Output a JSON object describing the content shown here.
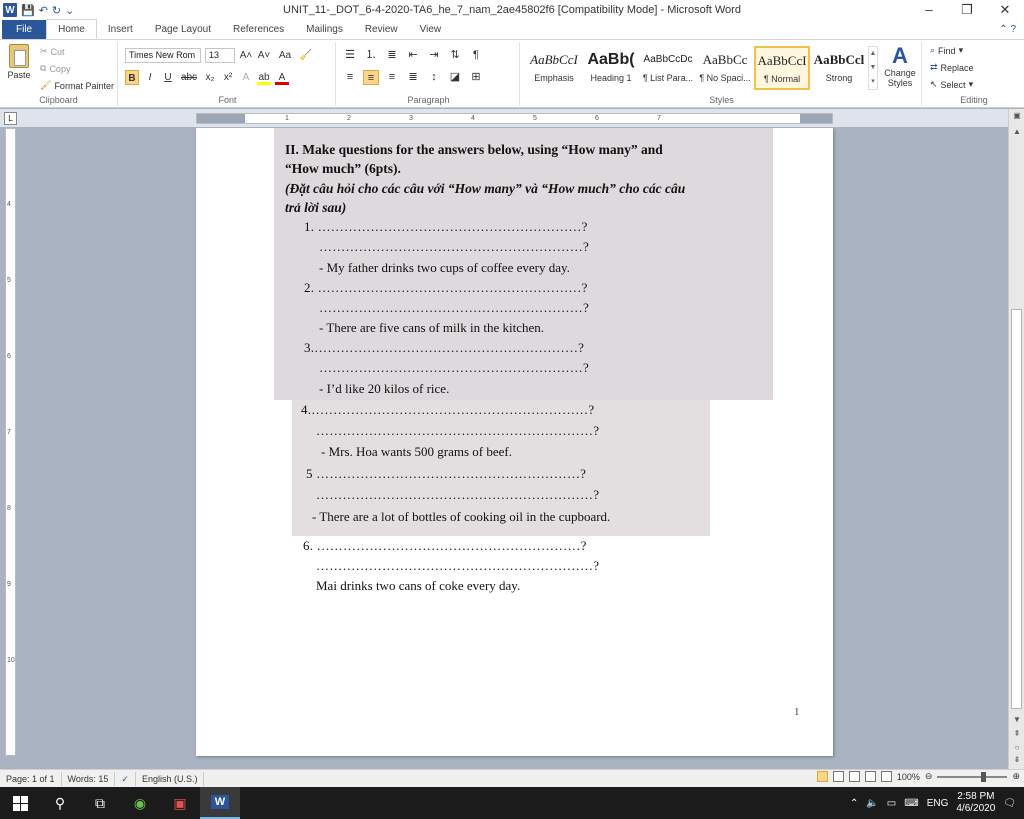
{
  "window": {
    "title": "UNIT_11-_DOT_6-4-2020-TA6_he_7_nam_2ae45802f6 [Compatibility Mode] - Microsoft Word",
    "minimize": "–",
    "restore": "❐",
    "close": "✕"
  },
  "ribbon_tabs": [
    "File",
    "Home",
    "Insert",
    "Page Layout",
    "References",
    "Mailings",
    "Review",
    "View"
  ],
  "clipboard": {
    "paste": "Paste",
    "cut": "Cut",
    "copy": "Copy",
    "format_painter": "Format Painter",
    "label": "Clipboard"
  },
  "font": {
    "name": "Times New Rom",
    "size": "13",
    "grow": "A˄",
    "shrink": "A˅",
    "change_case": "Aa",
    "clear": "🧹",
    "bold": "B",
    "italic": "I",
    "underline": "U",
    "strike": "abc",
    "subscript": "x₂",
    "superscript": "x²",
    "label": "Font"
  },
  "paragraph": {
    "label": "Paragraph"
  },
  "styles": {
    "items": [
      {
        "sample": "AaBbCcI",
        "name": "Emphasis"
      },
      {
        "sample": "AaBb(",
        "name": "Heading 1"
      },
      {
        "sample": "AaBbCcDc",
        "name": "¶ List Para..."
      },
      {
        "sample": "AaBbCc",
        "name": "¶ No Spaci..."
      },
      {
        "sample": "AaBbCcI",
        "name": "¶ Normal"
      },
      {
        "sample": "AaBbCcl",
        "name": "Strong"
      }
    ],
    "change_styles": "Change Styles",
    "label": "Styles"
  },
  "editing": {
    "find": "Find",
    "replace": "Replace",
    "select": "Select",
    "label": "Editing"
  },
  "document": {
    "heading_line1": "II. Make questions for the answers below, using “How many” and",
    "heading_line2": "“How much” (6pts).",
    "viet_line1": "(Đặt câu hỏi cho các câu với “How many” và “How much” cho các câu",
    "viet_line2": "trả lời sau)",
    "questions": [
      {
        "num": "1.",
        "answer": "- My father drinks two cups of coffee every day."
      },
      {
        "num": "2.",
        "answer": "- There are five cans of milk in the kitchen."
      },
      {
        "num": "3.",
        "answer": "- I’d like 20 kilos of rice."
      },
      {
        "num": "4.",
        "answer": "- Mrs. Hoa wants 500 grams of beef."
      },
      {
        "num": "5",
        "answer": "- There are a lot of bottles of cooking oil in the cupboard."
      },
      {
        "num": "6.",
        "answer": "Mai drinks two cans of coke every day."
      }
    ],
    "page_number": "1"
  },
  "status": {
    "page": "Page: 1 of 1",
    "words": "Words: 15",
    "language": "English (U.S.)",
    "zoom": "100%"
  },
  "taskbar": {
    "lang": "ENG",
    "time": "2:58 PM",
    "date": "4/6/2020"
  }
}
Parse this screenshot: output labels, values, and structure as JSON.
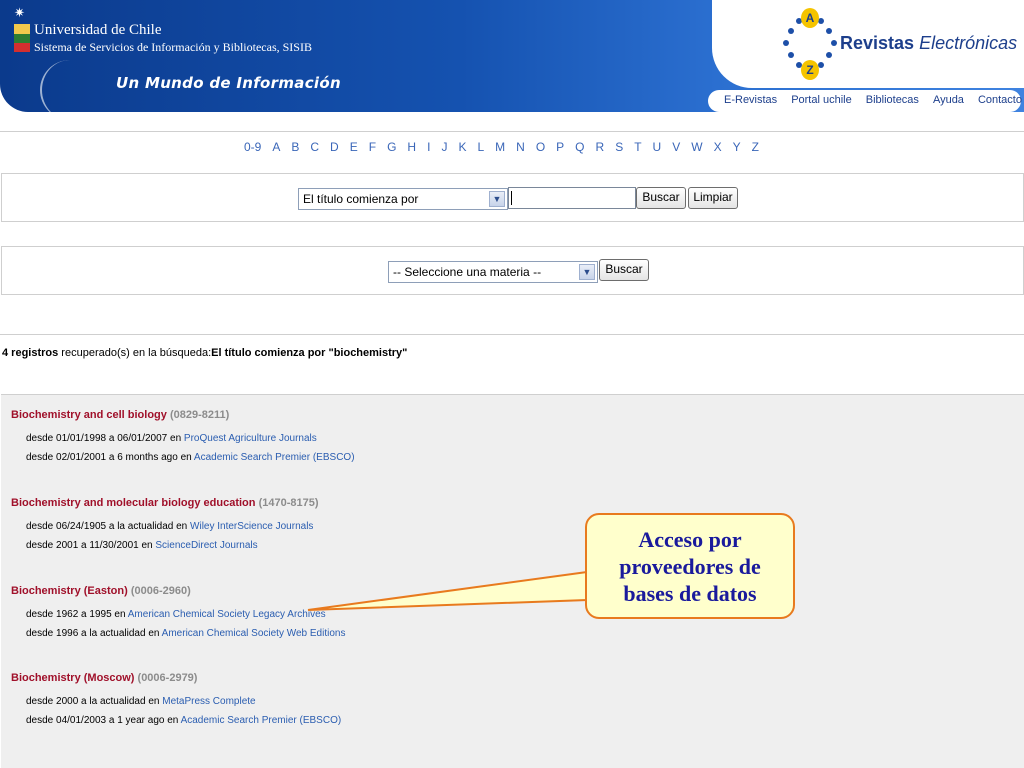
{
  "header": {
    "university": "Universidad de Chile",
    "system": "Sistema de Servicios de Información y Bibliotecas, SISIB",
    "tagline": "Un Mundo de Información",
    "brand_bold": "Revistas",
    "brand_italic": "Electrónicas",
    "az_top": "A",
    "az_bottom": "Z",
    "nav": [
      "E-Revistas",
      "Portal uchile",
      "Bibliotecas",
      "Ayuda",
      "Contacto"
    ],
    "colors": {
      "band": "#1552b0",
      "brand": "#1d3f8c"
    }
  },
  "alphabet": [
    "0-9",
    "A",
    "B",
    "C",
    "D",
    "E",
    "F",
    "G",
    "H",
    "I",
    "J",
    "K",
    "L",
    "M",
    "N",
    "O",
    "P",
    "Q",
    "R",
    "S",
    "T",
    "U",
    "V",
    "W",
    "X",
    "Y",
    "Z"
  ],
  "title_search": {
    "mode_selected": "El título comienza por",
    "query_value": "",
    "search_label": "Buscar",
    "clear_label": "Limpiar"
  },
  "subject_search": {
    "selected": "-- Seleccione una materia --",
    "search_label": "Buscar"
  },
  "results_summary": {
    "count": "4 registros",
    "middle": " recuperado(s) en la búsqueda:",
    "query": "El título comienza por \"biochemistry\""
  },
  "journals": [
    {
      "title": "Biochemistry and cell biology",
      "issn": "(0829-8211)",
      "holdings": [
        {
          "range": "desde 01/01/1998 a 06/01/2007 en ",
          "provider": "ProQuest Agriculture Journals"
        },
        {
          "range": "desde 02/01/2001 a 6 months ago en ",
          "provider": "Academic Search Premier (EBSCO)"
        }
      ]
    },
    {
      "title": "Biochemistry and molecular biology education",
      "issn": "(1470-8175)",
      "holdings": [
        {
          "range": "desde 06/24/1905 a la actualidad en ",
          "provider": "Wiley InterScience Journals"
        },
        {
          "range": "desde 2001 a 11/30/2001 en ",
          "provider": "ScienceDirect Journals"
        }
      ]
    },
    {
      "title": "Biochemistry (Easton)",
      "issn": "(0006-2960)",
      "holdings": [
        {
          "range": "desde 1962 a 1995 en ",
          "provider": "American Chemical Society Legacy Archives"
        },
        {
          "range": "desde 1996 a la actualidad en ",
          "provider": "American Chemical Society Web Editions"
        }
      ]
    },
    {
      "title": "Biochemistry (Moscow)",
      "issn": "(0006-2979)",
      "holdings": [
        {
          "range": "desde 2000 a la actualidad en ",
          "provider": "MetaPress Complete"
        },
        {
          "range": "desde 04/01/2003 a 1 year ago en ",
          "provider": "Academic Search Premier (EBSCO)"
        }
      ]
    }
  ],
  "callout": {
    "text": "Acceso por proveedores de bases de datos",
    "colors": {
      "fill": "#ffffcc",
      "border": "#e87a1e",
      "text": "#1a1a9c"
    }
  }
}
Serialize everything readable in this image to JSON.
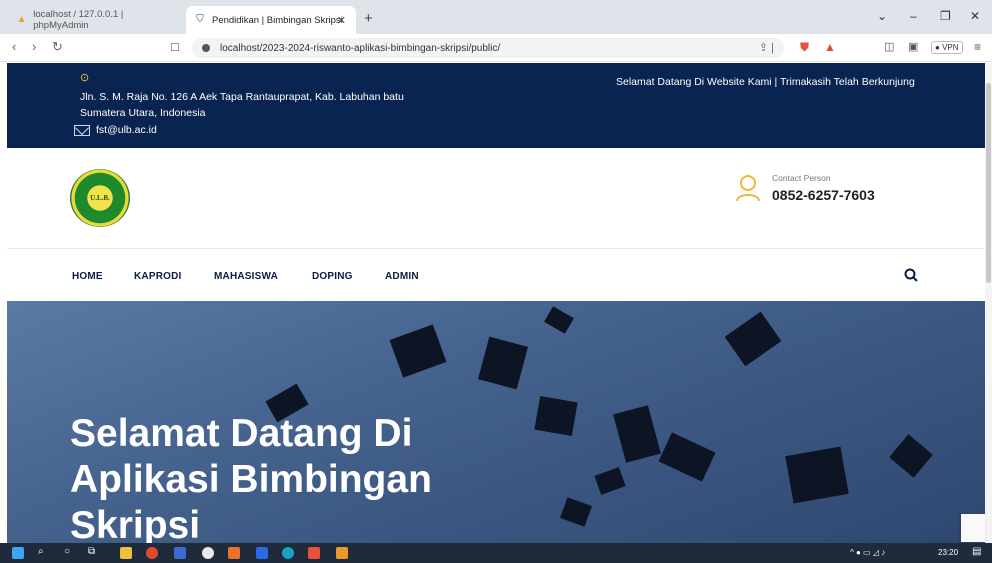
{
  "browser": {
    "tabs": [
      {
        "title": "localhost / 127.0.0.1 | phpMyAdmin"
      },
      {
        "title": "Pendidikan | Bimbingan Skripsi"
      }
    ],
    "new_tab": "+",
    "url": "localhost/2023-2024-riswanto-aplikasi-bimbingan-skripsi/public/",
    "vpn_label": "VPN"
  },
  "topbar": {
    "address_line1": "Jln. S. M. Raja No. 126 A Aek Tapa Rantauprapat, Kab. Labuhan batu",
    "address_line2": "Sumatera Utara, Indonesia",
    "email": "fst@ulb.ac.id",
    "welcome": "Selamat Datang Di Website Kami | Trimakasih Telah Berkunjung"
  },
  "header": {
    "logo_text": "U.L.B.",
    "contact_label": "Contact Person",
    "contact_phone": "0852-6257-7603"
  },
  "menu": {
    "items": [
      "HOME",
      "KAPRODI",
      "MAHASISWA",
      "DOPING",
      "ADMIN"
    ]
  },
  "hero": {
    "line1": "Selamat Datang Di",
    "line2": "Aplikasi Bimbingan",
    "line3": "Skripsi"
  },
  "taskbar": {
    "time": "23:20"
  },
  "colors": {
    "topbar_bg": "#0a2451",
    "accent": "#f4c13a",
    "menu_text": "#0a1e3f"
  },
  "icons": [
    "map-pin-icon",
    "mail-icon",
    "contact-person-icon",
    "search-icon"
  ]
}
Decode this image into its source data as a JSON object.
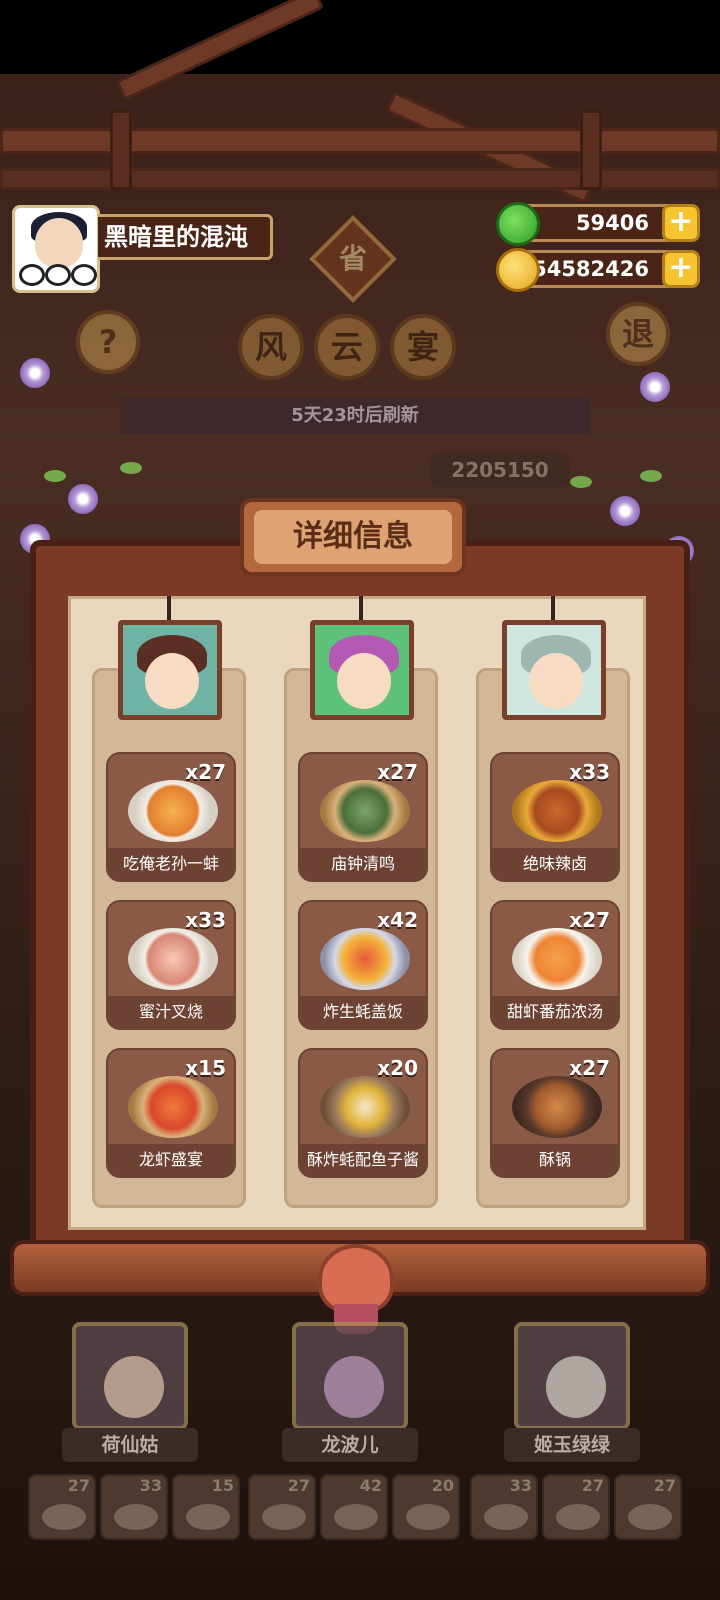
{
  "player": {
    "name": "黑暗里的混沌"
  },
  "currency": {
    "jade": "59406",
    "coins": "54582426",
    "plus": "+"
  },
  "buttons": {
    "help": "?",
    "back": "退"
  },
  "banner": {
    "badge": "省",
    "title_chars": [
      "风",
      "云",
      "宴"
    ],
    "refresh": "5天23时后刷新",
    "score": "2205150"
  },
  "panel": {
    "title": "详细信息",
    "columns": [
      {
        "character": "荷仙姑",
        "dishes": [
          {
            "name": "吃俺老孙一蚌",
            "count": "x27"
          },
          {
            "name": "蜜汁叉烧",
            "count": "x33"
          },
          {
            "name": "龙虾盛宴",
            "count": "x15"
          }
        ]
      },
      {
        "character": "龙波儿",
        "dishes": [
          {
            "name": "庙钟清鸣",
            "count": "x27"
          },
          {
            "name": "炸生蚝盖饭",
            "count": "x42"
          },
          {
            "name": "酥炸蚝配鱼子酱",
            "count": "x20"
          }
        ]
      },
      {
        "character": "姬玉绿绿",
        "dishes": [
          {
            "name": "绝味辣卤",
            "count": "x33"
          },
          {
            "name": "甜虾番茄浓汤",
            "count": "x27"
          },
          {
            "name": "酥锅",
            "count": "x27"
          }
        ]
      }
    ]
  },
  "roster": {
    "characters": [
      "荷仙姑",
      "龙波儿",
      "姬玉绿绿"
    ],
    "dish_counts": [
      "27",
      "33",
      "15",
      "27",
      "42",
      "20",
      "33",
      "27",
      "27"
    ]
  },
  "colors": {
    "frame": "#7a3a26",
    "paper": "#e8d7bd",
    "dish_card": "#8a5a47",
    "accent_gold": "#f4c431"
  },
  "icons": {
    "jade": "jade-gem-icon",
    "coin": "coin-icon",
    "plus": "plus-icon",
    "help": "question-icon",
    "back": "back-icon"
  }
}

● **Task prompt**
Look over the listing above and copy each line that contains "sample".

● **Solved problem**
        "sample": "AaBbCcI",
        "sample": "AaBb(",
        "sample": "AaBbCcDc",
        "sample": "AaBbCc",
        "sample": "AaBbCcI",
        "sample": "AaBbCcl",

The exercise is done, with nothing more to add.